• What you should do: Copy each of the following entries back without change.

****

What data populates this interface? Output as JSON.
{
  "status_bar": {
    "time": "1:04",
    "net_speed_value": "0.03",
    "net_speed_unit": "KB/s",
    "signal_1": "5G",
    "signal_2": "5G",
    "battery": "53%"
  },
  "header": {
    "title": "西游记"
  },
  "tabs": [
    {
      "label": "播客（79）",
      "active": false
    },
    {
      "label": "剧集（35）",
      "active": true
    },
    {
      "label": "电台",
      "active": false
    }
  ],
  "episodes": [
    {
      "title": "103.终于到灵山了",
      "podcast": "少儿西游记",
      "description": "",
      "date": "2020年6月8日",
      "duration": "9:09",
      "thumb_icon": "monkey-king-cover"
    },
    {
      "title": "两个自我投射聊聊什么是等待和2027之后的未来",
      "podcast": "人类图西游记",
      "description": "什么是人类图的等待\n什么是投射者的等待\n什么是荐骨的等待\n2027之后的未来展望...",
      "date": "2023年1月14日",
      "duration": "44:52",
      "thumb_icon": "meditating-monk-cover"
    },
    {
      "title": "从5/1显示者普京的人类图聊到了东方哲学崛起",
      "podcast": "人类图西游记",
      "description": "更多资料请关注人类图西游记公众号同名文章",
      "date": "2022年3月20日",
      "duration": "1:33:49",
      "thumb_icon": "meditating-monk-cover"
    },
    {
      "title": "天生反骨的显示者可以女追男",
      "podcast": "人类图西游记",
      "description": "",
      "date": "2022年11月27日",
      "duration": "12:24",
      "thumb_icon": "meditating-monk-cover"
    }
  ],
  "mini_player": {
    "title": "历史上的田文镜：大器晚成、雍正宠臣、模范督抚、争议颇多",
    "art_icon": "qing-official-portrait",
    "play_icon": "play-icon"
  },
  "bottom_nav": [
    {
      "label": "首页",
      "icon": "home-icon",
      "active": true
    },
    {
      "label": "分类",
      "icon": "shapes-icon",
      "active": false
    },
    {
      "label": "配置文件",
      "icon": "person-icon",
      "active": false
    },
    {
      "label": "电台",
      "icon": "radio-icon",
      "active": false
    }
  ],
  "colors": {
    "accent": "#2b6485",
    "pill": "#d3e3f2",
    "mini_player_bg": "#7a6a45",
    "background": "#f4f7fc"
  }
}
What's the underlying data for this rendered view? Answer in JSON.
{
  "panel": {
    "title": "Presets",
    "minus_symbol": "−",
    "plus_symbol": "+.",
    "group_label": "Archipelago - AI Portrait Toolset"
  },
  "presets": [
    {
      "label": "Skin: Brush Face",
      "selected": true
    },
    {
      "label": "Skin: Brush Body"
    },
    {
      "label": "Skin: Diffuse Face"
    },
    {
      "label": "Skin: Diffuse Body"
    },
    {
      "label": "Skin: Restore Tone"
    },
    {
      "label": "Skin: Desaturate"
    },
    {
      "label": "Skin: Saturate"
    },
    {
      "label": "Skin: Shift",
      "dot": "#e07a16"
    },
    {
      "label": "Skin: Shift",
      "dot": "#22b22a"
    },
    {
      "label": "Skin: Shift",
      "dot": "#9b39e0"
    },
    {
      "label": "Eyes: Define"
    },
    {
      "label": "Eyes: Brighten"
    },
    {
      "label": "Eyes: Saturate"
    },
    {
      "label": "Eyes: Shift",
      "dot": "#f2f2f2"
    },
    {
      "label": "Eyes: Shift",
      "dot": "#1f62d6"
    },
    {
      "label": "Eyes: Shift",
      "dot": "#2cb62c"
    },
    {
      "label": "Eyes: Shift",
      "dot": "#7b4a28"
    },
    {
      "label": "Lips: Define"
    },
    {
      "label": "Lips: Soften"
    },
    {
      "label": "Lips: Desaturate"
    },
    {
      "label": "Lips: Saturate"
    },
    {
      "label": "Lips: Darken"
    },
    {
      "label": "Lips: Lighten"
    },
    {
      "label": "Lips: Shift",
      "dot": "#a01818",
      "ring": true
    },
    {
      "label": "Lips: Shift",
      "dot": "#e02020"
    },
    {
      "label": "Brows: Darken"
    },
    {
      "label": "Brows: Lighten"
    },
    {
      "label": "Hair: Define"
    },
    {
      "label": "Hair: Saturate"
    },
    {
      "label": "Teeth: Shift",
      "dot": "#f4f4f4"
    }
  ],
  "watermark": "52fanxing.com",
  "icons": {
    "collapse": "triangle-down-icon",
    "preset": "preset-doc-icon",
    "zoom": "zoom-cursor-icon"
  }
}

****

• Exercise output:
What data populates this interface? Output as JSON.
{
  "status_bar": {
    "time": "1:04",
    "net_speed_value": "0.03",
    "net_speed_unit": "KB/s",
    "signal_1": "5G",
    "signal_2": "5G",
    "battery": "53%"
  },
  "header": {
    "title": "西游记"
  },
  "tabs": [
    {
      "label": "播客（79）",
      "active": false
    },
    {
      "label": "剧集（35）",
      "active": true
    },
    {
      "label": "电台",
      "active": false
    }
  ],
  "episodes": [
    {
      "title": "103.终于到灵山了",
      "podcast": "少儿西游记",
      "description": "",
      "date": "2020年6月8日",
      "duration": "9:09",
      "thumb_icon": "monkey-king-cover"
    },
    {
      "title": "两个自我投射聊聊什么是等待和2027之后的未来",
      "podcast": "人类图西游记",
      "description": "什么是人类图的等待\n什么是投射者的等待\n什么是荐骨的等待\n2027之后的未来展望...",
      "date": "2023年1月14日",
      "duration": "44:52",
      "thumb_icon": "meditating-monk-cover"
    },
    {
      "title": "从5/1显示者普京的人类图聊到了东方哲学崛起",
      "podcast": "人类图西游记",
      "description": "更多资料请关注人类图西游记公众号同名文章",
      "date": "2022年3月20日",
      "duration": "1:33:49",
      "thumb_icon": "meditating-monk-cover"
    },
    {
      "title": "天生反骨的显示者可以女追男",
      "podcast": "人类图西游记",
      "description": "",
      "date": "2022年11月27日",
      "duration": "12:24",
      "thumb_icon": "meditating-monk-cover"
    }
  ],
  "mini_player": {
    "title": "历史上的田文镜：大器晚成、雍正宠臣、模范督抚、争议颇多",
    "art_icon": "qing-official-portrait",
    "play_icon": "play-icon"
  },
  "bottom_nav": [
    {
      "label": "首页",
      "icon": "home-icon",
      "active": true
    },
    {
      "label": "分类",
      "icon": "shapes-icon",
      "active": false
    },
    {
      "label": "配置文件",
      "icon": "person-icon",
      "active": false
    },
    {
      "label": "电台",
      "icon": "radio-icon",
      "active": false
    }
  ],
  "colors": {
    "accent": "#2b6485",
    "pill": "#d3e3f2",
    "mini_player_bg": "#7a6a45",
    "background": "#f4f7fc"
  }
}
What's the underlying data for this rendered view? Answer in JSON.
{
  "panel": {
    "title": "Presets",
    "minus_symbol": "−",
    "plus_symbol": "+.",
    "group_label": "Archipelago - AI Portrait Toolset"
  },
  "presets": [
    {
      "label": "Skin: Brush Face",
      "selected": true
    },
    {
      "label": "Skin: Brush Body"
    },
    {
      "label": "Skin: Diffuse Face"
    },
    {
      "label": "Skin: Diffuse Body"
    },
    {
      "label": "Skin: Restore Tone"
    },
    {
      "label": "Skin: Desaturate"
    },
    {
      "label": "Skin: Saturate"
    },
    {
      "label": "Skin: Shift",
      "dot": "#e07a16"
    },
    {
      "label": "Skin: Shift",
      "dot": "#22b22a"
    },
    {
      "label": "Skin: Shift",
      "dot": "#9b39e0"
    },
    {
      "label": "Eyes: Define"
    },
    {
      "label": "Eyes: Brighten"
    },
    {
      "label": "Eyes: Saturate"
    },
    {
      "label": "Eyes: Shift",
      "dot": "#f2f2f2"
    },
    {
      "label": "Eyes: Shift",
      "dot": "#1f62d6"
    },
    {
      "label": "Eyes: Shift",
      "dot": "#2cb62c"
    },
    {
      "label": "Eyes: Shift",
      "dot": "#7b4a28"
    },
    {
      "label": "Lips: Define"
    },
    {
      "label": "Lips: Soften"
    },
    {
      "label": "Lips: Desaturate"
    },
    {
      "label": "Lips: Saturate"
    },
    {
      "label": "Lips: Darken"
    },
    {
      "label": "Lips: Lighten"
    },
    {
      "label": "Lips: Shift",
      "dot": "#a01818",
      "ring": true
    },
    {
      "label": "Lips: Shift",
      "dot": "#e02020"
    },
    {
      "label": "Brows: Darken"
    },
    {
      "label": "Brows: Lighten"
    },
    {
      "label": "Hair: Define"
    },
    {
      "label": "Hair: Saturate"
    },
    {
      "label": "Teeth: Shift",
      "dot": "#f4f4f4"
    }
  ],
  "watermark": "52fanxing.com",
  "icons": {
    "collapse": "triangle-down-icon",
    "preset": "preset-doc-icon",
    "zoom": "zoom-cursor-icon"
  }
}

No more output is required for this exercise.